A word about building brand visibility through content. I’m talking here about creating content that people in your desired target audience communities will find useful, helpful, inspiring, empowering, even entertaining.
It’s content that catches their eye and resonates in some way, hopefully to the point where they share it with their networks of friends, peers and connections.
Better still, they might take action, like subscribing to your blog, podcast or YouTube channel, and they might even be motivated to buy something from your business or sign up for your cause.
Such content might be longer-form, such as a 10-minute mini-documentary, a 40-minute podcast interview, a 1500-word blog post, a whitepaper or research report, an online tutorial or an 4000-word e-book.
But in all probability, initial exposure to your content will come down to a fleeting micro-moment.
People see your name, or a link to your content, in a tweet, a Facebook post, a LinkedIn update, an Instagram feed or on YouTube or SlideShare.
Maybe an industry publication links to your blog or website, or your podcast is recommended by a popular ‘podcatcher’ app.
Some people might discover you randomly while doing a Google search.
Or someone could email an article you’ve published to a friend or colleague.
I call these micro-moments #RespectfulReminders.
These are not blatant promotional messages that annoyingly interrupt someone’s day but brief content-driven interludes that respect people’s time and intellect and add value in some way, no matter how minute.
Repetition of messaging
According to the Edelman Trust Barometer, an annual research report on the state of trust globally, public skepticism and dispersion requires repetitive messaging. On average, two-thirds of people (64 percent) need to see or hear a company’s message three to five times before they believe it, while 18 percent need to see or hear a message from six to ten or more times.
If that message is overtly promotional, we’re more likely to tune it out unless it has some special relevance for us at that particular time. For example, we’re looking to secure a new home loan, so naturally we take note of home loan rate messaging from financial institutions.
But if the message is wrapped up, conveyed and reinforced by credible content (like thoughtful commentary that shows genuine expertise), it could lay down foundations of trust.
I’ll leave the last word on brand visibility to New York Times best-selling author Gary Vaynerchuk, pictured, who made the leap from obscurity when he was running his family’s New Jersey liquor store to global recognition as an authority on digital marketing and entrepreneurship.
The elevation of his personal brand resulted from the strategic omnipresence Vaynerchuk built up over time by creating compelling content.
His speeches, books, videos and other premium content, in turn, led to earned media coverage in magazines and newspapers and on blogs, podcasts and network television.
Exposure equals leverage, says the man known to millions as Gary Vee. It certainly does for him.
In an article on Medium.com, Vaynerchuk wrote about the business model behind The #AskGaryVee Show, a long-form online video show in which he answers questions about social media, business and entrepreneurship.
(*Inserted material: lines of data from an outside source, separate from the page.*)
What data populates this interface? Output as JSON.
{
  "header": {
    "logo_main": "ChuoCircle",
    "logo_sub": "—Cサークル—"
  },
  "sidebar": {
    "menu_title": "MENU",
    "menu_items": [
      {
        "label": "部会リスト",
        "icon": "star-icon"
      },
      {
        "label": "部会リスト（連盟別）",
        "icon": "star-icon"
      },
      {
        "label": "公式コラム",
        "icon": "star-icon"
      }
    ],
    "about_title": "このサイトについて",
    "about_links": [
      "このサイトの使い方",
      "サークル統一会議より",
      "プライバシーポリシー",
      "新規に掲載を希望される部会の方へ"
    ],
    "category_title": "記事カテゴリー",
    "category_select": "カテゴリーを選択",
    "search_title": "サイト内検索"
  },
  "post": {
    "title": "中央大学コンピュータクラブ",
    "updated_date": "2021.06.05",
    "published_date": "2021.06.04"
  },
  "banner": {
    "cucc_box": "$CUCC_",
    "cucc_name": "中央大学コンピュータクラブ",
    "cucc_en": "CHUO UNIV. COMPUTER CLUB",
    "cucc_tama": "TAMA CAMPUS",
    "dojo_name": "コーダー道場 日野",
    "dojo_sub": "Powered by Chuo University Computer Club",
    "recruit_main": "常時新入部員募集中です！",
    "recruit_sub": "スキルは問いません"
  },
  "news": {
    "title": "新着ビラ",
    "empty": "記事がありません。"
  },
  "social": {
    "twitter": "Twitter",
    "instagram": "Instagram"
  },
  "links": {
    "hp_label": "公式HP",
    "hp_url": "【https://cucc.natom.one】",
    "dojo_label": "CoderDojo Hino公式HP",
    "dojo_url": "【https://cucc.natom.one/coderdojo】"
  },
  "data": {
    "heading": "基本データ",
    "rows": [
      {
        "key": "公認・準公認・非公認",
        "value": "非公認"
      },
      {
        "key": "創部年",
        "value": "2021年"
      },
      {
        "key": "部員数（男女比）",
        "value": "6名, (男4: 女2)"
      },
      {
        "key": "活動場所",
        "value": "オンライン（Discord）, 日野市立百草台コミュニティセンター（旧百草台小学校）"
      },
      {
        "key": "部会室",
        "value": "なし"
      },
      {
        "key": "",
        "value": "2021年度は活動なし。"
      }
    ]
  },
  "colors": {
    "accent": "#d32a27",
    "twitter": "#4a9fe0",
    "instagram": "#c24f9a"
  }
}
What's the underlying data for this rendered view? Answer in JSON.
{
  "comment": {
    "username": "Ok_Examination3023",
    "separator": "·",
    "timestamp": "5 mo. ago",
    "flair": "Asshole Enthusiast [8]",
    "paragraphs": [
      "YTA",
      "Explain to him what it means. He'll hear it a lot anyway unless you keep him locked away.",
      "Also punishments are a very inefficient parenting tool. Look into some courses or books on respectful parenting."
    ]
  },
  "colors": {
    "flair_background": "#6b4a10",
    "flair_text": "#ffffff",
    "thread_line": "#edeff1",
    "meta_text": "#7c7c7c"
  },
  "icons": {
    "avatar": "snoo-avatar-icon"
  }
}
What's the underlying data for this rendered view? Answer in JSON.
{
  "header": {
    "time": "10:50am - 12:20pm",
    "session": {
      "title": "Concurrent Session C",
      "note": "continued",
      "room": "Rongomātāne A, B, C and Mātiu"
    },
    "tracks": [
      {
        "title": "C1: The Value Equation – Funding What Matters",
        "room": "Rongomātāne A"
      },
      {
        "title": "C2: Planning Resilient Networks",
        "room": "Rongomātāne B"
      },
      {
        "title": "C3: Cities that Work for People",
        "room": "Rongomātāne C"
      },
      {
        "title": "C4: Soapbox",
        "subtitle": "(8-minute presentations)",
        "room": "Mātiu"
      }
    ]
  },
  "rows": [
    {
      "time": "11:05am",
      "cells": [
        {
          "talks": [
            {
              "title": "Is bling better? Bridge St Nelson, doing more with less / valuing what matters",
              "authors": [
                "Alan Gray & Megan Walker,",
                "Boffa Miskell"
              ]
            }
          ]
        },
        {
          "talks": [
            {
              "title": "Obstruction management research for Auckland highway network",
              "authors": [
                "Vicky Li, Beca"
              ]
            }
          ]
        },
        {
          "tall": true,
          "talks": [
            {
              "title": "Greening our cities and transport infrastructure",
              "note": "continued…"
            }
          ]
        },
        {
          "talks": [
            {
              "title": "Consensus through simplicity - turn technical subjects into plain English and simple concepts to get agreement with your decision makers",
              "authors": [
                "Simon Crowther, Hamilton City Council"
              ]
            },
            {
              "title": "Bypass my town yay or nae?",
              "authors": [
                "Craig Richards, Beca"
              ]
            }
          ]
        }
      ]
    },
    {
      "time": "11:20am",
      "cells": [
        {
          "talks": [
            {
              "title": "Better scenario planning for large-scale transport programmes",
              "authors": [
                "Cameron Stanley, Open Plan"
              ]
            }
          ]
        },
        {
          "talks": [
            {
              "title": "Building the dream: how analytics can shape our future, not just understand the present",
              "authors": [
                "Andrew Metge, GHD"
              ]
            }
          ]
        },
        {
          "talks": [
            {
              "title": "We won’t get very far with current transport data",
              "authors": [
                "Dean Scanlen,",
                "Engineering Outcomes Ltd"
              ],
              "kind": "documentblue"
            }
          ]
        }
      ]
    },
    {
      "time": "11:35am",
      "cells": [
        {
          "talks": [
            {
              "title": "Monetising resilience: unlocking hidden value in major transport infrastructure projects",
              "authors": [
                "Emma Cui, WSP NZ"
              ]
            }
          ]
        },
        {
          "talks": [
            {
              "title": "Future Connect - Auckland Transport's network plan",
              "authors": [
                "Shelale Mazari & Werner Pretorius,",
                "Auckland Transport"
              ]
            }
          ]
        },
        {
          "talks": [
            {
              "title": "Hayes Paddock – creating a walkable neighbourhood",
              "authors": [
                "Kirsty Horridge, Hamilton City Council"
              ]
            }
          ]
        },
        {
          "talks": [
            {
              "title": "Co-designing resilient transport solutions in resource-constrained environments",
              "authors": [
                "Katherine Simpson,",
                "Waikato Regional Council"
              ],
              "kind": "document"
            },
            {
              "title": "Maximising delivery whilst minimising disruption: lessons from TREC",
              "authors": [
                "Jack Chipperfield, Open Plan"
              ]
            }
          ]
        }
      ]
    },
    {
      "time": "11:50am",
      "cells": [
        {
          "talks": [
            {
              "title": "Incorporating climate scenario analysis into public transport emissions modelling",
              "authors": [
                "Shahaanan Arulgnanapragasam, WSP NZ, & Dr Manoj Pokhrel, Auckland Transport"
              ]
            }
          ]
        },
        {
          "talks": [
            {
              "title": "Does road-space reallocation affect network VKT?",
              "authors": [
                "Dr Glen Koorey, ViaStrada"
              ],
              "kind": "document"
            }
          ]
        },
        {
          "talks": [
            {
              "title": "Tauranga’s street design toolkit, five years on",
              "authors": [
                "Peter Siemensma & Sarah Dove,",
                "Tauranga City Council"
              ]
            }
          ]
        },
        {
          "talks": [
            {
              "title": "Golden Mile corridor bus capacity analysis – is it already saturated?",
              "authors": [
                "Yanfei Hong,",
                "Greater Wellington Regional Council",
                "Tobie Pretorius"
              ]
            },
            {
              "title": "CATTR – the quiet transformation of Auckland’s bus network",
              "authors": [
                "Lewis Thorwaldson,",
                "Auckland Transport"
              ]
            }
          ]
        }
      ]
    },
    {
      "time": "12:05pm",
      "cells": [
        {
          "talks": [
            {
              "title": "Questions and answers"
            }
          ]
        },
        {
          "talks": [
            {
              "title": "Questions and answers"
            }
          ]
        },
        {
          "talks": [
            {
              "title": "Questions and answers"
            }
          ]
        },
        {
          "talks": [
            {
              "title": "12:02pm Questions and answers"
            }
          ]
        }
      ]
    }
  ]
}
The business model behind #AskGaryVee is pretty simple. It’s a 100% broad awareness game. I just want more exposure. Why? Because exposure is leverage, my friends. So what does that leverage get me? A LOT. Let’s just take a look at the short-term results:Gary Vaynerchuk, via Medium
So what does that leverage get me? A LOT. Let’s just take a look at the short-term results:
- I get paid more for public speaking.
- I sell more books.
- I get asked to do more TV spots.
- I end up on stuff like 40 Under 40 lists.
- I get more employees coming into VaynerMedia (vaynermedia.com).
- I get more users coming to WineDeals (winelibrary.com/winedeals).
- I get to scale my POV more efficiently to my existing employees.
- My mom gets to see me every day.
Putting out content is ALWAYS a good idea, Vaynerchuk says.
He’s definitely the proof of that!
- How to use content to grow your sphere of influence - April 28, 2021
- How Alan and Emily Braithwaite build online brand visibility in a genuine and respectful way - April 15, 2021
- The power of a dynamic branded digital newsroom - April 4, 2021